Entries taken from a collection:
· · · · ·

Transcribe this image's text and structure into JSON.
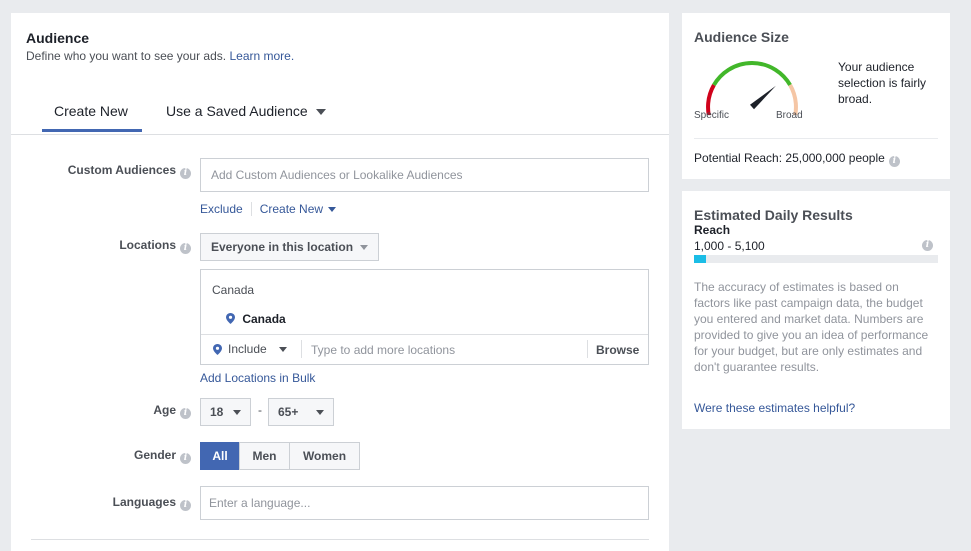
{
  "audience": {
    "title": "Audience",
    "subtitle": "Define who you want to see your ads.",
    "learn_more": "Learn more."
  },
  "tabs": [
    {
      "label": "Create New",
      "active": true
    },
    {
      "label": "Use a Saved Audience",
      "active": false
    }
  ],
  "custom_audiences": {
    "label": "Custom Audiences",
    "placeholder": "Add Custom Audiences or Lookalike Audiences",
    "exclude": "Exclude",
    "create_new": "Create New"
  },
  "locations": {
    "label": "Locations",
    "dropdown": "Everyone in this location",
    "group_heading": "Canada",
    "selected": "Canada",
    "include": "Include",
    "placeholder": "Type to add more locations",
    "browse": "Browse",
    "bulk": "Add Locations in Bulk"
  },
  "age": {
    "label": "Age",
    "min": "18",
    "separator": "-",
    "max": "65+"
  },
  "gender": {
    "label": "Gender",
    "options": [
      "All",
      "Men",
      "Women"
    ],
    "selected": "All"
  },
  "languages": {
    "label": "Languages",
    "placeholder": "Enter a language..."
  },
  "audience_size": {
    "title": "Audience Size",
    "specific": "Specific",
    "broad": "Broad",
    "description": "Your audience selection is fairly broad.",
    "potential_reach": "Potential Reach: 25,000,000 people",
    "gauge_level": 0.72,
    "colors": {
      "specific": "#d0021b",
      "middle": "#42b72a",
      "broad": "#f5c6a5",
      "needle": "#1d2129"
    }
  },
  "daily_results": {
    "title": "Estimated Daily Results",
    "metric": "Reach",
    "range": "1,000 - 5,100",
    "progress": 0.05,
    "accuracy": "The accuracy of estimates is based on factors like past campaign data, the budget you entered and market data. Numbers are provided to give you an idea of performance for your budget, but are only estimates and don't guarantee results.",
    "helpful": "Were these estimates helpful?"
  },
  "colors": {
    "accent": "#4267b2",
    "link": "#365899",
    "progress": "#1bbde6"
  }
}
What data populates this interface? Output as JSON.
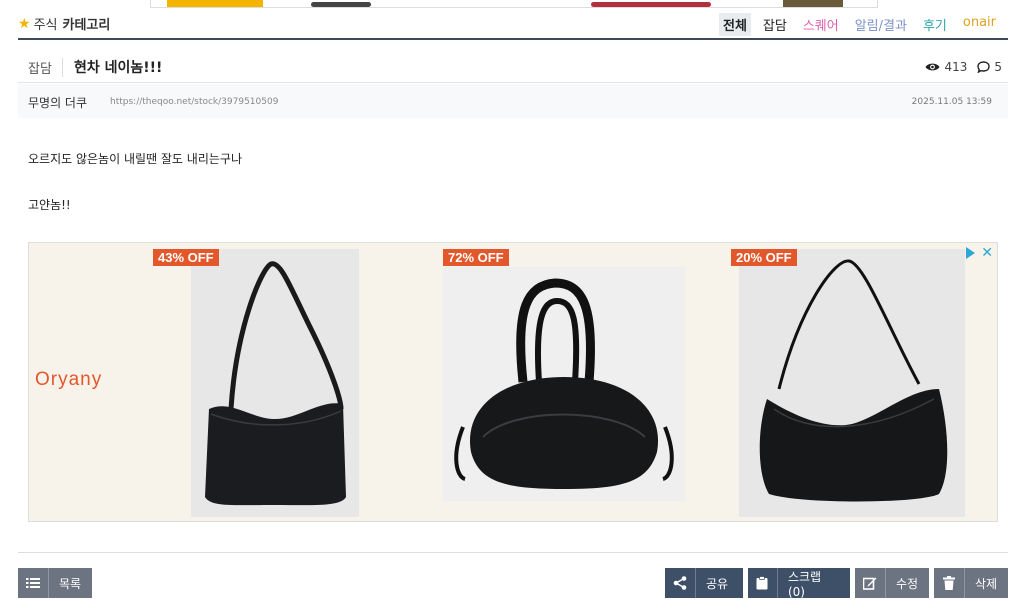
{
  "category_bar": {
    "board": "주식",
    "label": "카테고리",
    "tabs": [
      "전체",
      "잡담",
      "스퀘어",
      "알림/결과",
      "후기",
      "onair"
    ]
  },
  "post": {
    "category": "잡담",
    "title": "현차 네이놈!!!",
    "views": "413",
    "comments": "5",
    "author": "무명의 더쿠",
    "url": "https://theqoo.net/stock/3979510509",
    "date": "2025.11.05 13:59",
    "body": [
      "오르지도 않은놈이 내릴땐 잘도 내리는구나",
      "고얀놈!!"
    ]
  },
  "ad": {
    "brand": "Oryany",
    "offers": [
      "43% OFF",
      "72% OFF",
      "20% OFF"
    ]
  },
  "buttons": {
    "list": "목록",
    "share": "공유",
    "scrap": "스크랩 (0)",
    "edit": "수정",
    "delete": "삭제"
  },
  "colors": {
    "nav_line": "#3d4a5a",
    "button_dark": "#3d5068",
    "button_gray": "#6b7480",
    "ad_accent": "#e2582b"
  }
}
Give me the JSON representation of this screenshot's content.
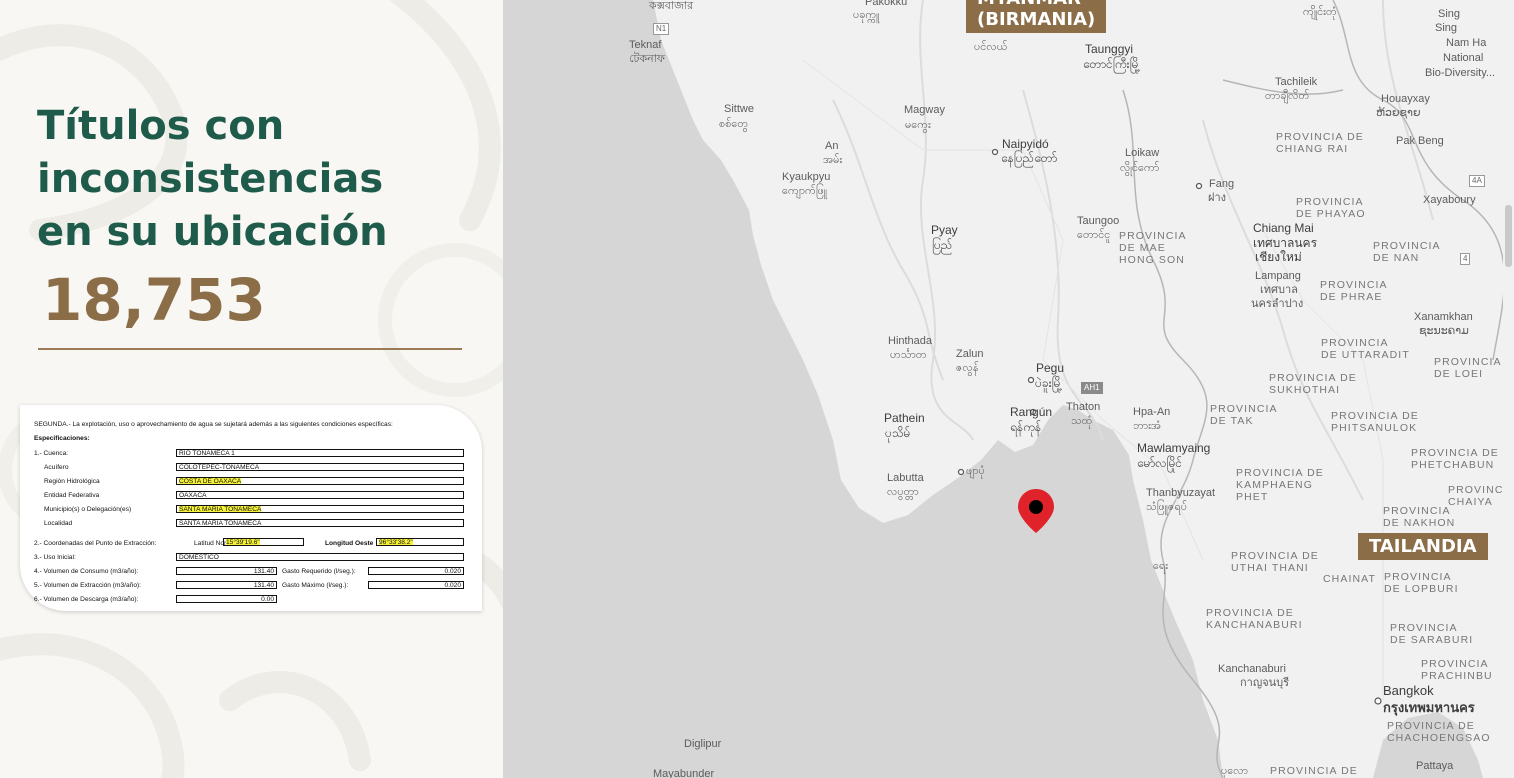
{
  "panel": {
    "title_lines": [
      "Títulos  con",
      "inconsistencias",
      "en su ubicación"
    ],
    "count": "18,753"
  },
  "document": {
    "heading": "SEGUNDA.- La explotación, uso o aprovechamiento de agua se sujetará además a las siguientes condiciones específicas:",
    "section": "Especificaciones:",
    "cuenca_label": "1.- Cuenca:",
    "cuenca_value": "RIO TONAMECA 1",
    "acuifero_label": "Acuífero",
    "acuifero_value": "COLOTEPEC-TONAMECA",
    "region_label": "Región Hidrológica",
    "region_value": "COSTA DE OAXACA",
    "entidad_label": "Entidad Federativa",
    "entidad_value": "OAXACA",
    "municipio_label": "Municipio(s) o Delegación(es)",
    "municipio_value": "SANTA MARIA TONAMECA",
    "localidad_label": "Localidad",
    "localidad_value": "SANTA MARIA TONAMECA",
    "coords_label": "2.- Coordenadas del Punto de Extracción:",
    "lat_label": "Latitud Norte",
    "lat_value": "15°39'19.6\"",
    "lon_label": "Longitud Oeste",
    "lon_value": "96°33'38.2\"",
    "uso_label": "3.- Uso Inicial:",
    "uso_value": "DOMESTICO",
    "consumo_label": "4.- Volumen de Consumo (m3/año):",
    "consumo_value": "131.40",
    "gasto_req_label": "Gasto Requerido (l/seg.):",
    "gasto_req_value": "0.020",
    "extraccion_label": "5.- Volumen de Extracción (m3/año):",
    "extraccion_value": "131.40",
    "gasto_max_label": "Gasto Máximo (l/seg.):",
    "gasto_max_value": "0.020",
    "descarga_label": "6.- Volumen de Descarga (m3/año):",
    "descarga_value": "0.00"
  },
  "map": {
    "country_top_1": "MYANMAR",
    "country_top_2": "(BIRMANIA)",
    "country_right": "TAILANDIA",
    "places": {
      "cox": "কক্সবাজার",
      "pakokku": "Pakokku",
      "pakokku_my": "ပခုက္ကူ",
      "n1": "N1",
      "teknaf": "Teknaf",
      "teknaf_bn": "টেকনাফ",
      "taunggyi": "Taunggyi",
      "taunggyi_my": "တောင်ကြီးမြို့",
      "kengtung_my": "ကျိုင်းတုံ",
      "sing": "Sing",
      "namha": "Nam Ha",
      "national": "National",
      "biodiv": "Bio-Diversity...",
      "tachileik": "Tachileik",
      "tachileik_my": "တာချီလိတ်",
      "houayxay": "Houayxay",
      "houayxay_lo": "ຫ້ວຍຊາຍ",
      "sittwe": "Sittwe",
      "sittwe_my": "စစ်တွေ",
      "magway": "Magway",
      "magway_my": "မကွေး",
      "amhe": "An",
      "amhe_my": "အမ်း",
      "naypyidaw": "Naipyidó",
      "naypyidaw_my": "နေပြည်တော်",
      "loikaw": "Loikaw",
      "loikaw_my": "လွိုင်ကော်",
      "kyaukpyu": "Kyaukpyu",
      "kyaukpyu_my": "ကျောက်ဖြူ",
      "pyay": "Pyay",
      "pyay_my": "ပြည်",
      "taungoo": "Taungoo",
      "taungoo_my": "တောင်ငူ",
      "fang": "Fang",
      "fang_th": "ฝาง",
      "chiangmai": "Chiang Mai",
      "chiangmai_th1": "เทศบาลนคร",
      "chiangmai_th2": "เชียงใหม่",
      "lampang": "Lampang",
      "lampang_th1": "เทศบาล",
      "lampang_th2": "นครลำปาง",
      "pakbeng": "Pak Beng",
      "xayaboury": "Xayaboury",
      "xanamkhan": "Xanamkhan",
      "xanamkhan_lo": "ຊະນະຄາມ",
      "hinthada": "Hinthada",
      "hinthada_my": "ဟင်္သာတ",
      "zalun": "Zalun",
      "zalun_my": "ဇလွန်",
      "pegu": "Pegu",
      "pegu_my": "ပဲခူးမြို့",
      "ah1": "AH1",
      "pathein": "Pathein",
      "pathein_my": "ပုသိမ်",
      "rangun": "Rangún",
      "rangun_my": "ရန်ကုန်",
      "thaton": "Thaton",
      "thaton_my": "သထုံ",
      "hpaan": "Hpa-An",
      "hpaan_my": "ဘားအံ",
      "mawlamyaing": "Mawlamyaing",
      "mawlamyaing_my": "မော်လမြိုင်",
      "labutta": "Labutta",
      "labutta_my": "လပွတ္တာ",
      "pyapon_my": "ဖျာပုံ",
      "thanbyuzayat": "Thanbyuzayat",
      "thanbyuzayat_my": "သံဖြူဇရပ်",
      "ye_my": "ရေး",
      "kanchanaburi": "Kanchanaburi",
      "kanchanaburi_th": "กาญจนบุรี",
      "bangkok": "Bangkok",
      "bangkok_th": "กรุงเทพมหานคร",
      "diglipur": "Diglipur",
      "mayabunder": "Mayabunder",
      "pattaya": "Pattaya",
      "bottom_my": "ပုလော"
    },
    "provinces": {
      "chiangrai": [
        "PROVINCIA DE",
        "CHIANG RAI"
      ],
      "phayao": [
        "PROVINCIA",
        "DE PHAYAO"
      ],
      "maehongson": [
        "PROVINCIA",
        "DE MAE",
        "HONG SON"
      ],
      "nan": [
        "PROVINCIA",
        "DE NAN"
      ],
      "phrae": [
        "PROVINCIA",
        "DE PHRAE"
      ],
      "uttaradit": [
        "PROVINCIA",
        "DE UTTARADIT"
      ],
      "loei": [
        "PROVINCIA",
        "DE LOEI"
      ],
      "sukhothai": [
        "PROVINCIA DE",
        "SUKHOTHAI"
      ],
      "tak": [
        "PROVINCIA",
        "DE TAK"
      ],
      "phitsanulok": [
        "PROVINCIA DE",
        "PHITSANULOK"
      ],
      "phetchabun": [
        "PROVINCIA DE",
        "PHETCHABUN"
      ],
      "kamphaeng": [
        "PROVINCIA DE",
        "KAMPHAENG",
        "PHET"
      ],
      "nakhon": [
        "PROVINCIA",
        "DE NAKHON"
      ],
      "chaiyaphum": [
        "PROVINCIA",
        "CHAIYA"
      ],
      "uthai": [
        "PROVINCIA DE",
        "UTHAI THANI"
      ],
      "chainat": [
        "CHAINAT"
      ],
      "lopburi": [
        "PROVINCIA",
        "DE LOPBURI"
      ],
      "kanchanaburi": [
        "PROVINCIA DE",
        "KANCHANABURI"
      ],
      "saraburi": [
        "PROVINCIA",
        "DE SARABURI"
      ],
      "prachinburi": [
        "PROVINCIA",
        "PRACHINBU"
      ],
      "chacho": [
        "PROVINCIA DE",
        "CHACHOENGSAO"
      ],
      "bottom": [
        "PROVINCIA DE"
      ]
    },
    "route_badges": [
      "4A",
      "4"
    ]
  },
  "colors": {
    "title": "#1f5b4b",
    "accent": "#8b6d47",
    "pin": "#e0222b"
  }
}
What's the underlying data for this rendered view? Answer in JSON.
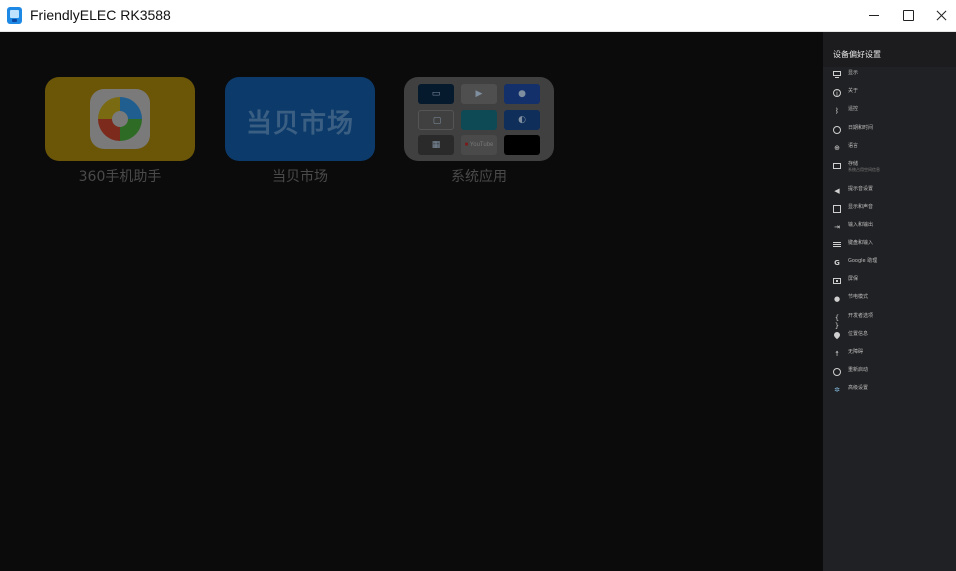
{
  "window": {
    "title": "FriendlyELEC RK3588"
  },
  "launcher": {
    "apps": [
      {
        "label": "360手机助手"
      },
      {
        "label": "当贝市场",
        "logo_text": "当贝市场"
      },
      {
        "label": "系统应用"
      }
    ],
    "system_folder": {
      "youtube_label": "YouTube"
    }
  },
  "settings_panel": {
    "title": "设备偏好设置",
    "items": [
      {
        "label": "显示",
        "icon": "display-icon"
      },
      {
        "label": "关于",
        "icon": "info-icon"
      },
      {
        "label": "遥控",
        "icon": "bluetooth-icon"
      },
      {
        "label": "日期和时间",
        "icon": "clock-icon"
      },
      {
        "label": "语言",
        "icon": "globe-icon"
      },
      {
        "label": "存储",
        "sublabel": "系统占用空间信息",
        "icon": "storage-icon"
      },
      {
        "label": "提示音设置",
        "icon": "sound-icon"
      },
      {
        "label": "显示和声音",
        "icon": "picture-icon"
      },
      {
        "label": "输入和输出",
        "icon": "input-icon"
      },
      {
        "label": "键盘和输入",
        "icon": "keyboard-icon"
      },
      {
        "label": "Google 助理",
        "icon": "google-icon"
      },
      {
        "label": "屏保",
        "icon": "screensaver-icon"
      },
      {
        "label": "节电模式",
        "icon": "lightbulb-icon"
      },
      {
        "label": "开发者选项",
        "icon": "developer-icon"
      },
      {
        "label": "位置信息",
        "icon": "location-icon"
      },
      {
        "label": "无障碍",
        "icon": "accessibility-icon"
      },
      {
        "label": "重新启动",
        "icon": "power-icon"
      },
      {
        "label": "高级设置",
        "icon": "gear-icon"
      }
    ]
  }
}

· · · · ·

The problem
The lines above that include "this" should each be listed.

Task output
Transcribe this image's text and structure into JSON.
    "dropdown": "Everyone in this location",
What data populates this interface? Output as JSON.
Give me the JSON representation of this screenshot's content.
What's the underlying data for this rendered view? Answer in JSON.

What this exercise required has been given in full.